Confirmations of accounts receivable play an important role in the accumulation of sufficient, appropriate audit evidence. One of the principal strengths of confirmations is that they provide evidence obtained directly from third-parties. Auditing Standards provide guidance to auditors on how and when to use confirmations. Generally Accepted Auditing Standards require accounts receivable (A/R) to be confirmed unless the gross amount
Confirmations of accounts receivable play an important role in the accumulation of sufficient, appropriate audit evidence. One of the principal strengths of confirmations is that they provide evidence obtained directly from third-parties. Auditing Standards provide guidance to auditors on how and when to use confirmations. Generally Accepted Auditing Standards require accounts receivable (A/R) to be confirmed unless the gross amount of receivables is immaterial or confirmations are deemed to be ineffective given the audit client’s circumstances. While they take various forms, A/R confirmations are typically prepared in the form of a letter from the audit client to its customers. The letter requests a response as to whether or not the customer agrees with the balance on the audit client’s books, as indicated in the letter.1 Although a typical A/R confirmation letter is signed by the audit client, the auditor controls the process by mailing the confirmations to the client’s customers and requesting that the confirmation responses be returned directly to the auditor. It is important that the auditor mail and receive the confirmations to minimize the potential that the client can manipulate the results. If proper control is not maintained throughout the process, bias could be introduced through the interception and alteration of the confirmation requests or responses. When the recipient of a confirmation request fails to respond, the auditor generally follows-up with a second or even a third request.

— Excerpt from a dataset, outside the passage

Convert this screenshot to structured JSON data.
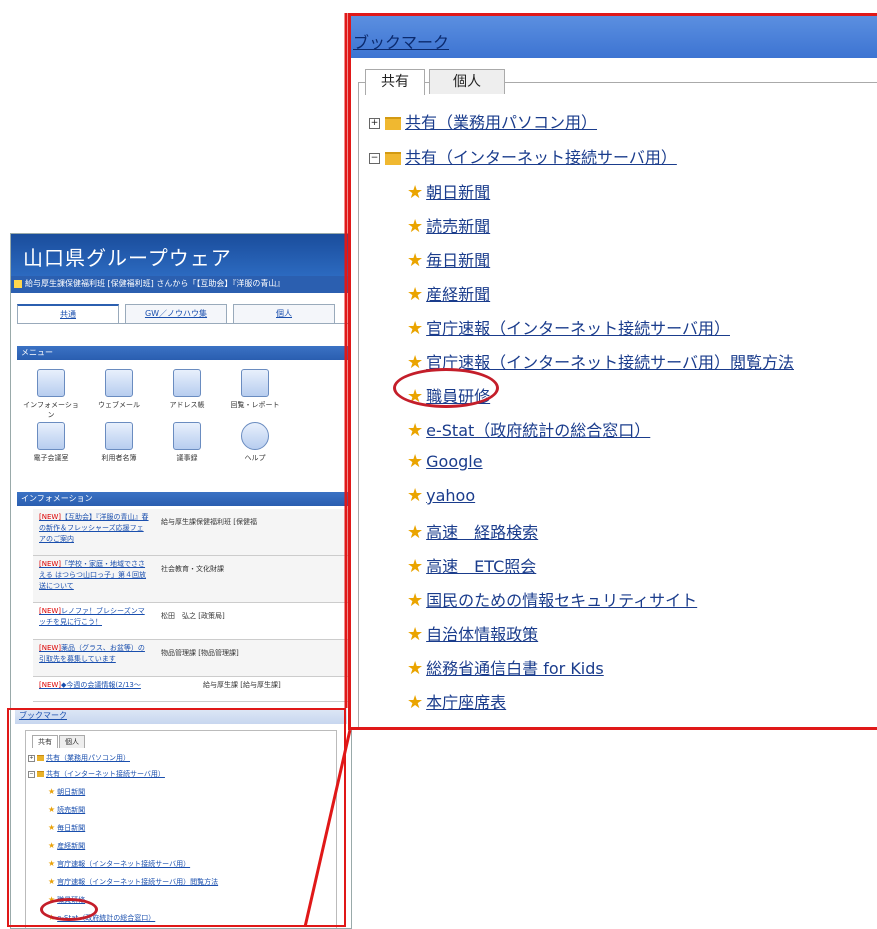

In the event the auditor does not receive a response to repeated requests, alternative procedures such as examining subsequent cash receipts are usually performed to gain evidence about the balance for the non-responding customer.
 List the four factors auditors should consider when evaluating the results of confirmation procedures. Also, what are three of the characteristics of a reliable confirmation? (For this and other questions, you may wish to refer relevant auditing standards).
 What does it mean to “maintain control” over the confirmation requests and responses? What could go wrong if the auditor doesn’t maintain control over the confirmation process?
 Complete the audit log provided on the next page for each of the seven remaining confirmations. Consider whether each confirmation provides sufficient, appropriate audit evidence, whether sufficient alternative procedures have been performed for non-responses, and whether additional procedures should be performed before concluding that the confirmation provides evidence supporting the client’s account balance. Be as precise and concise as possible.
 What is the difference between a positive and a negative confirmation? What are the advantages and disadvantages of each type?
 Search the internet to identify a real-life situation where an auditor apparently did not maintain sufficient control over the confirmation process. Briefly describe the situation you found.
PROFESSIONAL JUDGMENT QUESTION
It is recommended that you read the Professional Judgment Introduction found at the beginning of this book prior to responding to the following question.
 After completing the confirmations review, your senior asks you to assess the reasonableness of the allowance for bad debts. Think about the anchoring tendency discussed in the Professional Judgment Introduction. How could the anchoring tendency bias your reasonableness assessment? What are some ways that you could mitigate the possible effects of the anchoring tendency in assessing the reasonableness of the allowance?